» TASK: In full and without alteration, print the entries that follow.

» INFORMATION SHOWN:

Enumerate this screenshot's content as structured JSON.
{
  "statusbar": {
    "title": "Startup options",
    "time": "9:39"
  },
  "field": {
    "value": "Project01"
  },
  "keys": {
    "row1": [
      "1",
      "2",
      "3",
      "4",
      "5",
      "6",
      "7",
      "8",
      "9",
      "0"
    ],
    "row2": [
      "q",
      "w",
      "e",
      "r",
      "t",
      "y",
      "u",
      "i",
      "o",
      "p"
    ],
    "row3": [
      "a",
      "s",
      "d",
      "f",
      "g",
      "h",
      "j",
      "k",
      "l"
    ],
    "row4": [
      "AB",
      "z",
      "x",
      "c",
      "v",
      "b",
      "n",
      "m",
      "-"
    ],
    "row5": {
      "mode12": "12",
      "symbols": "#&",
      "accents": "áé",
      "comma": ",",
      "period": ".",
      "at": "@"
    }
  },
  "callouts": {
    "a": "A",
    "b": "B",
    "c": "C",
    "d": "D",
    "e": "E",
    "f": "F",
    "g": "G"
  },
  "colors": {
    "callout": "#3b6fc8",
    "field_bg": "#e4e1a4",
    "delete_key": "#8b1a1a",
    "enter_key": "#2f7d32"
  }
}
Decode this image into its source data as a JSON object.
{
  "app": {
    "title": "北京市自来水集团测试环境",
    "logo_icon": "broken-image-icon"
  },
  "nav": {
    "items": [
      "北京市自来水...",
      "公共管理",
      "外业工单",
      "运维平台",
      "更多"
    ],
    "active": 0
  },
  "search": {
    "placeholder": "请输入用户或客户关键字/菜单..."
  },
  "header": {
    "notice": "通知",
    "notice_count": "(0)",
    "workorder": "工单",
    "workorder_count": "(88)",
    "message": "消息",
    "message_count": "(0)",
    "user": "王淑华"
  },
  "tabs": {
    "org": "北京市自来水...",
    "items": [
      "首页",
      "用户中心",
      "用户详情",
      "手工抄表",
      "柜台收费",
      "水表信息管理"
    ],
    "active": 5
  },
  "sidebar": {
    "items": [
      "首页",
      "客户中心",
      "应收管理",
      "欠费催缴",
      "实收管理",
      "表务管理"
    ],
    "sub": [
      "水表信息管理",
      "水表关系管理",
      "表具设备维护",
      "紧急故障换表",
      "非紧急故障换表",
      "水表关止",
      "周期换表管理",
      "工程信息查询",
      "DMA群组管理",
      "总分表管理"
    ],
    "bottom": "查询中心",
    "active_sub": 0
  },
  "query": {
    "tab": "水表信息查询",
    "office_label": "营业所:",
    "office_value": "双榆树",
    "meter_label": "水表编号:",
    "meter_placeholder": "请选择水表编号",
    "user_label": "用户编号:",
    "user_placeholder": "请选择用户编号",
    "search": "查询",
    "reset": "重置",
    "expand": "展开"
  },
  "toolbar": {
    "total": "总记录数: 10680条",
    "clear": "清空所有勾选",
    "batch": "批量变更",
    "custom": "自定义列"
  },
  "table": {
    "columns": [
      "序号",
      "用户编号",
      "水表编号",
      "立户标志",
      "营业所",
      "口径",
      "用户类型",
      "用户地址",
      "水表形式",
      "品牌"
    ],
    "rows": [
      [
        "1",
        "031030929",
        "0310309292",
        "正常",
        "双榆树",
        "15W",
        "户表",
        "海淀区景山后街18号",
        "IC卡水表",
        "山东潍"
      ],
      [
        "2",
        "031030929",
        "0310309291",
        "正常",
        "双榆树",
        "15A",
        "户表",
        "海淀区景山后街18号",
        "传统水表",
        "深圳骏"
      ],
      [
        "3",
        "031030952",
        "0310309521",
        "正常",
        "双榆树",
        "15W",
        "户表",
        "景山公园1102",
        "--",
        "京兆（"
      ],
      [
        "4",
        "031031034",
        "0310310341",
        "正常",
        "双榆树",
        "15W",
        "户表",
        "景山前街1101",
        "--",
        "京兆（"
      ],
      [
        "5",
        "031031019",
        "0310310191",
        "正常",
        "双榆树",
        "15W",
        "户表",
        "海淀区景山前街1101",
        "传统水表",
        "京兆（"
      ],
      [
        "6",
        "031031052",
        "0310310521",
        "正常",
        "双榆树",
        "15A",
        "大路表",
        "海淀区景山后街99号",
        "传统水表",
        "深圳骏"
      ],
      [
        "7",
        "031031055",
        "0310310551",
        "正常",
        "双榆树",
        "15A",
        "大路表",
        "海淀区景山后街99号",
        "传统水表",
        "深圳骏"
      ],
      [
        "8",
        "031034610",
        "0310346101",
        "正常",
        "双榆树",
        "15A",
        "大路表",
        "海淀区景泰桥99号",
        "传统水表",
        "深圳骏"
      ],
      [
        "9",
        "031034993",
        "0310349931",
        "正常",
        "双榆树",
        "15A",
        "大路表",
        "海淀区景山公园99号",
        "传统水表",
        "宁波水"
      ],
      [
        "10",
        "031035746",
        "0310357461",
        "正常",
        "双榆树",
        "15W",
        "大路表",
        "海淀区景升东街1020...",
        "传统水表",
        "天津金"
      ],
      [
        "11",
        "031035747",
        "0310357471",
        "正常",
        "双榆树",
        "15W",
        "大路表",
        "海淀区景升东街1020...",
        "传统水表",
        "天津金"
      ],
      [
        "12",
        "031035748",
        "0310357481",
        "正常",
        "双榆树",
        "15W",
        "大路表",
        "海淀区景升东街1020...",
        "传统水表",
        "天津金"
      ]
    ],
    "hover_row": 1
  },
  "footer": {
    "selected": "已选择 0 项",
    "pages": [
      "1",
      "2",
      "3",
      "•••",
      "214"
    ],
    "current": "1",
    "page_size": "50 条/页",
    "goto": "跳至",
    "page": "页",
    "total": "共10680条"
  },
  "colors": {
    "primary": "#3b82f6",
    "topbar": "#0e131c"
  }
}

» ANSWER BELOW:
Enumerate this screenshot's content as structured JSON.
{
  "statusbar": {
    "title": "Startup options",
    "time": "9:39"
  },
  "field": {
    "value": "Project01"
  },
  "keys": {
    "row1": [
      "1",
      "2",
      "3",
      "4",
      "5",
      "6",
      "7",
      "8",
      "9",
      "0"
    ],
    "row2": [
      "q",
      "w",
      "e",
      "r",
      "t",
      "y",
      "u",
      "i",
      "o",
      "p"
    ],
    "row3": [
      "a",
      "s",
      "d",
      "f",
      "g",
      "h",
      "j",
      "k",
      "l"
    ],
    "row4": [
      "AB",
      "z",
      "x",
      "c",
      "v",
      "b",
      "n",
      "m",
      "-"
    ],
    "row5": {
      "mode12": "12",
      "symbols": "#&",
      "accents": "áé",
      "comma": ",",
      "period": ".",
      "at": "@"
    }
  },
  "callouts": {
    "a": "A",
    "b": "B",
    "c": "C",
    "d": "D",
    "e": "E",
    "f": "F",
    "g": "G"
  },
  "colors": {
    "callout": "#3b6fc8",
    "field_bg": "#e4e1a4",
    "delete_key": "#8b1a1a",
    "enter_key": "#2f7d32"
  }
}
Decode this image into its source data as a JSON object.
{
  "app": {
    "title": "北京市自来水集团测试环境",
    "logo_icon": "broken-image-icon"
  },
  "nav": {
    "items": [
      "北京市自来水...",
      "公共管理",
      "外业工单",
      "运维平台",
      "更多"
    ],
    "active": 0
  },
  "search": {
    "placeholder": "请输入用户或客户关键字/菜单..."
  },
  "header": {
    "notice": "通知",
    "notice_count": "(0)",
    "workorder": "工单",
    "workorder_count": "(88)",
    "message": "消息",
    "message_count": "(0)",
    "user": "王淑华"
  },
  "tabs": {
    "org": "北京市自来水...",
    "items": [
      "首页",
      "用户中心",
      "用户详情",
      "手工抄表",
      "柜台收费",
      "水表信息管理"
    ],
    "active": 5
  },
  "sidebar": {
    "items": [
      "首页",
      "客户中心",
      "应收管理",
      "欠费催缴",
      "实收管理",
      "表务管理"
    ],
    "sub": [
      "水表信息管理",
      "水表关系管理",
      "表具设备维护",
      "紧急故障换表",
      "非紧急故障换表",
      "水表关止",
      "周期换表管理",
      "工程信息查询",
      "DMA群组管理",
      "总分表管理"
    ],
    "bottom": "查询中心",
    "active_sub": 0
  },
  "query": {
    "tab": "水表信息查询",
    "office_label": "营业所:",
    "office_value": "双榆树",
    "meter_label": "水表编号:",
    "meter_placeholder": "请选择水表编号",
    "user_label": "用户编号:",
    "user_placeholder": "请选择用户编号",
    "search": "查询",
    "reset": "重置",
    "expand": "展开"
  },
  "toolbar": {
    "total": "总记录数: 10680条",
    "clear": "清空所有勾选",
    "batch": "批量变更",
    "custom": "自定义列"
  },
  "table": {
    "columns": [
      "序号",
      "用户编号",
      "水表编号",
      "立户标志",
      "营业所",
      "口径",
      "用户类型",
      "用户地址",
      "水表形式",
      "品牌"
    ],
    "rows": [
      [
        "1",
        "031030929",
        "0310309292",
        "正常",
        "双榆树",
        "15W",
        "户表",
        "海淀区景山后街18号",
        "IC卡水表",
        "山东潍"
      ],
      [
        "2",
        "031030929",
        "0310309291",
        "正常",
        "双榆树",
        "15A",
        "户表",
        "海淀区景山后街18号",
        "传统水表",
        "深圳骏"
      ],
      [
        "3",
        "031030952",
        "0310309521",
        "正常",
        "双榆树",
        "15W",
        "户表",
        "景山公园1102",
        "--",
        "京兆（"
      ],
      [
        "4",
        "031031034",
        "0310310341",
        "正常",
        "双榆树",
        "15W",
        "户表",
        "景山前街1101",
        "--",
        "京兆（"
      ],
      [
        "5",
        "031031019",
        "0310310191",
        "正常",
        "双榆树",
        "15W",
        "户表",
        "海淀区景山前街1101",
        "传统水表",
        "京兆（"
      ],
      [
        "6",
        "031031052",
        "0310310521",
        "正常",
        "双榆树",
        "15A",
        "大路表",
        "海淀区景山后街99号",
        "传统水表",
        "深圳骏"
      ],
      [
        "7",
        "031031055",
        "0310310551",
        "正常",
        "双榆树",
        "15A",
        "大路表",
        "海淀区景山后街99号",
        "传统水表",
        "深圳骏"
      ],
      [
        "8",
        "031034610",
        "0310346101",
        "正常",
        "双榆树",
        "15A",
        "大路表",
        "海淀区景泰桥99号",
        "传统水表",
        "深圳骏"
      ],
      [
        "9",
        "031034993",
        "0310349931",
        "正常",
        "双榆树",
        "15A",
        "大路表",
        "海淀区景山公园99号",
        "传统水表",
        "宁波水"
      ],
      [
        "10",
        "031035746",
        "0310357461",
        "正常",
        "双榆树",
        "15W",
        "大路表",
        "海淀区景升东街1020...",
        "传统水表",
        "天津金"
      ],
      [
        "11",
        "031035747",
        "0310357471",
        "正常",
        "双榆树",
        "15W",
        "大路表",
        "海淀区景升东街1020...",
        "传统水表",
        "天津金"
      ],
      [
        "12",
        "031035748",
        "0310357481",
        "正常",
        "双榆树",
        "15W",
        "大路表",
        "海淀区景升东街1020...",
        "传统水表",
        "天津金"
      ]
    ],
    "hover_row": 1
  },
  "footer": {
    "selected": "已选择 0 项",
    "pages": [
      "1",
      "2",
      "3",
      "•••",
      "214"
    ],
    "current": "1",
    "page_size": "50 条/页",
    "goto": "跳至",
    "page": "页",
    "total": "共10680条"
  },
  "colors": {
    "primary": "#3b82f6",
    "topbar": "#0e131c"
  }
}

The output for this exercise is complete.